Give the listing again, word for word.

***

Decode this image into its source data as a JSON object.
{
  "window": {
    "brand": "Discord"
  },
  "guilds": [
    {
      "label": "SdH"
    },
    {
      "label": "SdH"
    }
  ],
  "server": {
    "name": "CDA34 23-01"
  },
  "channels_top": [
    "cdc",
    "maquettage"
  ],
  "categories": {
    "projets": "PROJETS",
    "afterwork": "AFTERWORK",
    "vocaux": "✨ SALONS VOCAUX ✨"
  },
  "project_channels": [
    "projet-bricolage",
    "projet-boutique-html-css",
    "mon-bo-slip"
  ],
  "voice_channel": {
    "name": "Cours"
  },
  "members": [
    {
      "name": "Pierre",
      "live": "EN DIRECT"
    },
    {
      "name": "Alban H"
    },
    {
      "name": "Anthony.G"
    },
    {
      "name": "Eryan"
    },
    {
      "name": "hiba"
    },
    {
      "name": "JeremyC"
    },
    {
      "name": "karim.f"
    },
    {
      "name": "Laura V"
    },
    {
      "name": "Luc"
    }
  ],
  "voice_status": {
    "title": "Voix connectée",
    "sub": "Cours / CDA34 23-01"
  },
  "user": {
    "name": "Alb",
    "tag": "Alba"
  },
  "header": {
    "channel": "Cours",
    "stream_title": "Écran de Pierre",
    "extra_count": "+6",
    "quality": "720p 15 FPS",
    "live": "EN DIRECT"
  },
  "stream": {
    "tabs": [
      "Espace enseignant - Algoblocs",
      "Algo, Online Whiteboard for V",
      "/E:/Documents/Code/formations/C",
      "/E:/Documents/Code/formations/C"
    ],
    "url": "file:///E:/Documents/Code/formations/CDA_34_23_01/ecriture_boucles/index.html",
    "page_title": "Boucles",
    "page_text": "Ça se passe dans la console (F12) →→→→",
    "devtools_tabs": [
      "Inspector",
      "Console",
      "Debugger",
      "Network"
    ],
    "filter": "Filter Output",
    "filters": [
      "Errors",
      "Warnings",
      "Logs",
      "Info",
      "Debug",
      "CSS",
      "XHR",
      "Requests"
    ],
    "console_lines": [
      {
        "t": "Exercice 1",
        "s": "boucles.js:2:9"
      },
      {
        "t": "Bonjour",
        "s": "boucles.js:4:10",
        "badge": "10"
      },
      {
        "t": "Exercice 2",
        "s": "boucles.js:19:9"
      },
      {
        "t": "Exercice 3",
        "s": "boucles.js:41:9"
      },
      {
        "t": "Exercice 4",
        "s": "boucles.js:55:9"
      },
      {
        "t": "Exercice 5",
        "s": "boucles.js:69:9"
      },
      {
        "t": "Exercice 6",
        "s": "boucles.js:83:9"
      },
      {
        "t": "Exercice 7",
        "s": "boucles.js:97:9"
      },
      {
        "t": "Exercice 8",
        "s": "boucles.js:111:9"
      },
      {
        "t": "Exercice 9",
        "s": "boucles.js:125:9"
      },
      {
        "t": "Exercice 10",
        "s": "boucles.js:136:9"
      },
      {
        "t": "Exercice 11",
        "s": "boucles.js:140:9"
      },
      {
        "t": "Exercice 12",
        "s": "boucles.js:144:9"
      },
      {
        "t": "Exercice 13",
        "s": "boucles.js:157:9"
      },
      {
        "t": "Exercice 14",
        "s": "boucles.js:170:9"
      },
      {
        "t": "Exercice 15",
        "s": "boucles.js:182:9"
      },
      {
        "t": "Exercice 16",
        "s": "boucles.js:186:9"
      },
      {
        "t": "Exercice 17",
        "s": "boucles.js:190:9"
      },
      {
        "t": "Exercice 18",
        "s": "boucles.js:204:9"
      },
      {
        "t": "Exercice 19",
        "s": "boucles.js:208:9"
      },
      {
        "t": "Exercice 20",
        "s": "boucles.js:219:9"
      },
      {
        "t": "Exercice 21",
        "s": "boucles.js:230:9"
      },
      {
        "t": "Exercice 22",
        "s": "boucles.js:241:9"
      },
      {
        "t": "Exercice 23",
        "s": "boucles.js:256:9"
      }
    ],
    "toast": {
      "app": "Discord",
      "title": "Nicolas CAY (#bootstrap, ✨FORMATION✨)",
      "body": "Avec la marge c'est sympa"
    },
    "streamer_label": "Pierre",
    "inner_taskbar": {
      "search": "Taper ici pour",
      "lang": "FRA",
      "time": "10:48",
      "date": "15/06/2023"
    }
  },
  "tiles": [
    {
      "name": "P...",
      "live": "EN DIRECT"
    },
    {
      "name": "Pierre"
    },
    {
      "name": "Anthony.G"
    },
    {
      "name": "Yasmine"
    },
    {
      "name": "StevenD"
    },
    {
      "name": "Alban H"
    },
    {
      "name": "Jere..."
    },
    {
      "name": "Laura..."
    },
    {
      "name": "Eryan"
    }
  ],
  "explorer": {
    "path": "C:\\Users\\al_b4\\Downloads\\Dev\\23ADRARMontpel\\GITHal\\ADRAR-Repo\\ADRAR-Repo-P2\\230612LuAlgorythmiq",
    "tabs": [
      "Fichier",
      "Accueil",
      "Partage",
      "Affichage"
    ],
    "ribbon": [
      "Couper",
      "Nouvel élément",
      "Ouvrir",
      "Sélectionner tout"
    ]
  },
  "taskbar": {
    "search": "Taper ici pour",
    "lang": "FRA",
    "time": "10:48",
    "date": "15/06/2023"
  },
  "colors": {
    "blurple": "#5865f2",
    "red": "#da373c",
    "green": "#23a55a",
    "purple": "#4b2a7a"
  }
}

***

**ANSWER TO THE EXERCISE**
Decode this image into its source data as a JSON object.
{
  "window": {
    "brand": "Discord"
  },
  "guilds": [
    {
      "label": "SdH"
    },
    {
      "label": "SdH"
    }
  ],
  "server": {
    "name": "CDA34 23-01"
  },
  "channels_top": [
    "cdc",
    "maquettage"
  ],
  "categories": {
    "projets": "PROJETS",
    "afterwork": "AFTERWORK",
    "vocaux": "✨ SALONS VOCAUX ✨"
  },
  "project_channels": [
    "projet-bricolage",
    "projet-boutique-html-css",
    "mon-bo-slip"
  ],
  "voice_channel": {
    "name": "Cours"
  },
  "members": [
    {
      "name": "Pierre",
      "live": "EN DIRECT"
    },
    {
      "name": "Alban H"
    },
    {
      "name": "Anthony.G"
    },
    {
      "name": "Eryan"
    },
    {
      "name": "hiba"
    },
    {
      "name": "JeremyC"
    },
    {
      "name": "karim.f"
    },
    {
      "name": "Laura V"
    },
    {
      "name": "Luc"
    }
  ],
  "voice_status": {
    "title": "Voix connectée",
    "sub": "Cours / CDA34 23-01"
  },
  "user": {
    "name": "Alb",
    "tag": "Alba"
  },
  "header": {
    "channel": "Cours",
    "stream_title": "Écran de Pierre",
    "extra_count": "+6",
    "quality": "720p 15 FPS",
    "live": "EN DIRECT"
  },
  "stream": {
    "tabs": [
      "Espace enseignant - Algoblocs",
      "Algo, Online Whiteboard for V",
      "/E:/Documents/Code/formations/C",
      "/E:/Documents/Code/formations/C"
    ],
    "url": "file:///E:/Documents/Code/formations/CDA_34_23_01/ecriture_boucles/index.html",
    "page_title": "Boucles",
    "page_text": "Ça se passe dans la console (F12) →→→→",
    "devtools_tabs": [
      "Inspector",
      "Console",
      "Debugger",
      "Network"
    ],
    "filter": "Filter Output",
    "filters": [
      "Errors",
      "Warnings",
      "Logs",
      "Info",
      "Debug",
      "CSS",
      "XHR",
      "Requests"
    ],
    "console_lines": [
      {
        "t": "Exercice 1",
        "s": "boucles.js:2:9"
      },
      {
        "t": "Bonjour",
        "s": "boucles.js:4:10",
        "badge": "10"
      },
      {
        "t": "Exercice 2",
        "s": "boucles.js:19:9"
      },
      {
        "t": "Exercice 3",
        "s": "boucles.js:41:9"
      },
      {
        "t": "Exercice 4",
        "s": "boucles.js:55:9"
      },
      {
        "t": "Exercice 5",
        "s": "boucles.js:69:9"
      },
      {
        "t": "Exercice 6",
        "s": "boucles.js:83:9"
      },
      {
        "t": "Exercice 7",
        "s": "boucles.js:97:9"
      },
      {
        "t": "Exercice 8",
        "s": "boucles.js:111:9"
      },
      {
        "t": "Exercice 9",
        "s": "boucles.js:125:9"
      },
      {
        "t": "Exercice 10",
        "s": "boucles.js:136:9"
      },
      {
        "t": "Exercice 11",
        "s": "boucles.js:140:9"
      },
      {
        "t": "Exercice 12",
        "s": "boucles.js:144:9"
      },
      {
        "t": "Exercice 13",
        "s": "boucles.js:157:9"
      },
      {
        "t": "Exercice 14",
        "s": "boucles.js:170:9"
      },
      {
        "t": "Exercice 15",
        "s": "boucles.js:182:9"
      },
      {
        "t": "Exercice 16",
        "s": "boucles.js:186:9"
      },
      {
        "t": "Exercice 17",
        "s": "boucles.js:190:9"
      },
      {
        "t": "Exercice 18",
        "s": "boucles.js:204:9"
      },
      {
        "t": "Exercice 19",
        "s": "boucles.js:208:9"
      },
      {
        "t": "Exercice 20",
        "s": "boucles.js:219:9"
      },
      {
        "t": "Exercice 21",
        "s": "boucles.js:230:9"
      },
      {
        "t": "Exercice 22",
        "s": "boucles.js:241:9"
      },
      {
        "t": "Exercice 23",
        "s": "boucles.js:256:9"
      }
    ],
    "toast": {
      "app": "Discord",
      "title": "Nicolas CAY (#bootstrap, ✨FORMATION✨)",
      "body": "Avec la marge c'est sympa"
    },
    "streamer_label": "Pierre",
    "inner_taskbar": {
      "search": "Taper ici pour",
      "lang": "FRA",
      "time": "10:48",
      "date": "15/06/2023"
    }
  },
  "tiles": [
    {
      "name": "P...",
      "live": "EN DIRECT"
    },
    {
      "name": "Pierre"
    },
    {
      "name": "Anthony.G"
    },
    {
      "name": "Yasmine"
    },
    {
      "name": "StevenD"
    },
    {
      "name": "Alban H"
    },
    {
      "name": "Jere..."
    },
    {
      "name": "Laura..."
    },
    {
      "name": "Eryan"
    }
  ],
  "explorer": {
    "path": "C:\\Users\\al_b4\\Downloads\\Dev\\23ADRARMontpel\\GITHal\\ADRAR-Repo\\ADRAR-Repo-P2\\230612LuAlgorythmiq",
    "tabs": [
      "Fichier",
      "Accueil",
      "Partage",
      "Affichage"
    ],
    "ribbon": [
      "Couper",
      "Nouvel élément",
      "Ouvrir",
      "Sélectionner tout"
    ]
  },
  "taskbar": {
    "search": "Taper ici pour",
    "lang": "FRA",
    "time": "10:48",
    "date": "15/06/2023"
  },
  "colors": {
    "blurple": "#5865f2",
    "red": "#da373c",
    "green": "#23a55a",
    "purple": "#4b2a7a"
  }
}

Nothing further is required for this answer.